It was an awkward an email to get: my primary supervisor was leaving the school where I had only recently registered as a young doctoral student in New Testament. There are several possible steps; muddle through with a departed supervisor; change schools; or stay at the school and try a new supervisor.
The college authorities reported that they were acquiring a new Australian who “looks quite promising.” So with legendary Prof I Howard Marshall remaining on as my second supervisor, I decided to give the Australian a try, not least because this was Howard’s recommendation.
Little did I know how God would use this Aussie to bless me.
I thought I’d share a bit with Michael’s audience what it was like to have Michael as a doctoral supervisor, by describing something of the general approach (as opposed to specific techniques or skills) I learned from him.
I cannot claim that I learned these things well, or that I am an ideal student to have in one’s academic lineage. PhD stands for “doctor of philosophy” but frankly “dentist of philosophy” might be more accurate in my case. But in any event I was blessed to learn these things that were explicitly or implicitly taught by Michael.
*DON’T separate academic and personal commitment to Jesus. Michael is a terrific dad who teaches his kids the Scriptures and doesn’t ignore the local church. He once tried to get several publishers to bite on some devotional material he produced. I also saw Michael keep short accounts and protect reputations by not sharing every dirty sordid detail of various events. Michael also shares with Howard a unique blend of openness to new ideas without thereby being easily moved off of older positions, particularly when Christian faithfulness might be at stake.
* MASTER your content; being a GENERALIST, a category I learned about from Michael and something to which I still aspire, does not mean slagging off, nor does it mean ignoring one’s responsibility to become a specialist (a requirement for entering the guild). Michael, like Howard Marshall, put stress on “making the primary sources your mistress” (IHM’s phrase).
One day while we were walking together up a Scottish hill to the Birdhouse from school, I asked Michael a question on a topic that was off the beaten scholarly path and he rattled off a fairly polished, organized, concise Anchor Bible Dictionary-quality answer.
* MARRY A GREAT WOMAN AND HAVE FOUR CHILDREN. This has worked out quite well for both of us. I also learned the beauty of generosity and hospitality as Mike and Naomi kindly hosted me on a number of trips to Scotland.
* STAY CURIOUS. Michael writes a great deal on “current” issues, because they strike his interest and there is always a need for a lively scholarly voice. His curiosity has led him to a new field and keeps sucking him back into conversations on topics or entire fields such as the historical Jesus or Pauline studies that one might otherwise suspect would be tired and worn. I’ve learned from Michael that curious people always have a knack for finding (almost) everything interesting and worth pondering. As my mother-in-law used to say, if you’re bored you’re probably being boring—and no one could ever convict Michael of being boring.

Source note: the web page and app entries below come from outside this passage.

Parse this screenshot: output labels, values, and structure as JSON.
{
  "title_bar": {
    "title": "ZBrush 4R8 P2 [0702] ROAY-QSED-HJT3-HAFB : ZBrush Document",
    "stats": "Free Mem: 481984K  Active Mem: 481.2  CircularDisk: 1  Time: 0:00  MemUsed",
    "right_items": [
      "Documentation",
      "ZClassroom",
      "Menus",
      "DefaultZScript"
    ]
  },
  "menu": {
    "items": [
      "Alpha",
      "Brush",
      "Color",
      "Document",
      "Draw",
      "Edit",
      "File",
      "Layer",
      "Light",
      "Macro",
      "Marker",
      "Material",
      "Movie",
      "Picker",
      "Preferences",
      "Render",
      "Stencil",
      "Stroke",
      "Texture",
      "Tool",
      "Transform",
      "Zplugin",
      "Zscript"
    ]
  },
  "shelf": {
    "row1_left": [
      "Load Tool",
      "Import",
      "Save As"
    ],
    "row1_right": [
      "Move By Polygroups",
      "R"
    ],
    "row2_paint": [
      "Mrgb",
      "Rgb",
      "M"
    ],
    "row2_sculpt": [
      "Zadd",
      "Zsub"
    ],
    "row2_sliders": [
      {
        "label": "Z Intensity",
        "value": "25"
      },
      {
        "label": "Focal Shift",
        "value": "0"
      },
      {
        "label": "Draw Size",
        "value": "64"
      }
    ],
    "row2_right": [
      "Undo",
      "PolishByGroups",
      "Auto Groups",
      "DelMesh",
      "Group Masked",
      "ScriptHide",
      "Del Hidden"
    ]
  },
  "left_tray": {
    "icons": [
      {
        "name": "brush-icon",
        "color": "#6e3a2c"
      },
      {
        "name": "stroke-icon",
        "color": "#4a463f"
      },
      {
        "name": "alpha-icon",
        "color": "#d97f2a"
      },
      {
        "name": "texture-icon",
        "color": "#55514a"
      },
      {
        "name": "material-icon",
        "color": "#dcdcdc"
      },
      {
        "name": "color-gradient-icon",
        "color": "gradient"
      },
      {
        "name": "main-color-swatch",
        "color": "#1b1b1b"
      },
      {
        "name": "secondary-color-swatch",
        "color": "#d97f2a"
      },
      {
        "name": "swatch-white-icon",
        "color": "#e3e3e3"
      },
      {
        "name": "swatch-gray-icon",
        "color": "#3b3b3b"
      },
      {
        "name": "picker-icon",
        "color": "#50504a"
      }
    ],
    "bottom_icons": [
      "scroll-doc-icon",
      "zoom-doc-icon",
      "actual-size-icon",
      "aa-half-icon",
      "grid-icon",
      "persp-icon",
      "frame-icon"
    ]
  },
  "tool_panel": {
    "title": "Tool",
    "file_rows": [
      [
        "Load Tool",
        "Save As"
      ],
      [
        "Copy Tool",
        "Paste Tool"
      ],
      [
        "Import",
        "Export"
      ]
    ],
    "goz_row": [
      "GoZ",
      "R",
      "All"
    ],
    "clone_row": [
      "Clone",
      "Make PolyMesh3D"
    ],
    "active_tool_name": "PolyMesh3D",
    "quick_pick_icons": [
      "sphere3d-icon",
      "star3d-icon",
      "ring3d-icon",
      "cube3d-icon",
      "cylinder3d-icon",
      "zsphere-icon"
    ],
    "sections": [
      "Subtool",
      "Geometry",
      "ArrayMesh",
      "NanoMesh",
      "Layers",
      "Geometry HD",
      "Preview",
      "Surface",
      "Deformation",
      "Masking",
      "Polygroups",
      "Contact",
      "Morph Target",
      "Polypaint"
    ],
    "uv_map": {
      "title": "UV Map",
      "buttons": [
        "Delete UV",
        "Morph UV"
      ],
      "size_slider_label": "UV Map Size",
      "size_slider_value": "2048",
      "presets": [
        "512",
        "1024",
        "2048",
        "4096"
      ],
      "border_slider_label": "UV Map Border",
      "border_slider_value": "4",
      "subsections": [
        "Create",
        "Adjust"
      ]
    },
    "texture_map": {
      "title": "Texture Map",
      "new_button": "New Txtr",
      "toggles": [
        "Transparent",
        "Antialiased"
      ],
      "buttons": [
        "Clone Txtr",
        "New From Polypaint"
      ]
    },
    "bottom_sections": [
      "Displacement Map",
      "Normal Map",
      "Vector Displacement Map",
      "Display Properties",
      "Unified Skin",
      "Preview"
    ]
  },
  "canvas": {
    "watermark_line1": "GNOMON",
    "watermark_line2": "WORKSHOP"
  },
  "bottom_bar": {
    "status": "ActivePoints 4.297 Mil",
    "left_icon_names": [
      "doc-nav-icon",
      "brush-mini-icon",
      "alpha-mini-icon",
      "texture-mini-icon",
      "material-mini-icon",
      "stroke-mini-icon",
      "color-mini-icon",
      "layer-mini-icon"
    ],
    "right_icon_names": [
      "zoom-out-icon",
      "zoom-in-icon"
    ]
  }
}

* KNOW YOUR PERSONALITY, primarily so that you can be comfortable in your own skin with your own limits and tendencies. Not everyone will take a fancy to you, but you’ll probably enjoy life and work more.
* PUBLISH: Or to rephrase that: publish, lecture, publish, give papers, and then publish some more. Not because you’ll perish if you don’t, but because you learn more about yourself, the topics you tackle, and the field by indulging that curiosity . . . More emphasis is placed on publishing in the British (and Australian) doctoral systems than in the American system, so (like Michael himself) I wound up with a number of publications on a variety of topics before finishing my doctorate. I was prepared pretty well for my doctoral viva but having an article published in, say, JBL gives one that much more confidence when facing the bar of judgment. In some vocations it seems to be true that one’s background determines how far one can go, but usually academia and its satellite spheres like publishing are eventually a meritocracy. Even an Australian Rambo can make it.
* ENGAGE: There’s not a lot of time to be self-conscious. You are going to make mistakes and miss important points. If necessary you can change your mind or apologize later—and there is no shame in doing so, and anyway mistakes help to kill pride—but you’ll learn more if you go wrestle and push and prod and figure out what’s true.
* Finally, perhaps most importantly, I learned I AM NOT MICHAEL F. BIRD. And I don’t have to be, thank God. I don’t have to die my hair red, master automatic weapons, master the field of New Testament studies only to move on to systematic theology, or write a book (or four) annually because I am a genius who can write without revision. But I can follow Mike’s example—making main things the main thing, focusing on the gospel and on a gospel-shaped life, and practicing scholarship in the service of God and his church.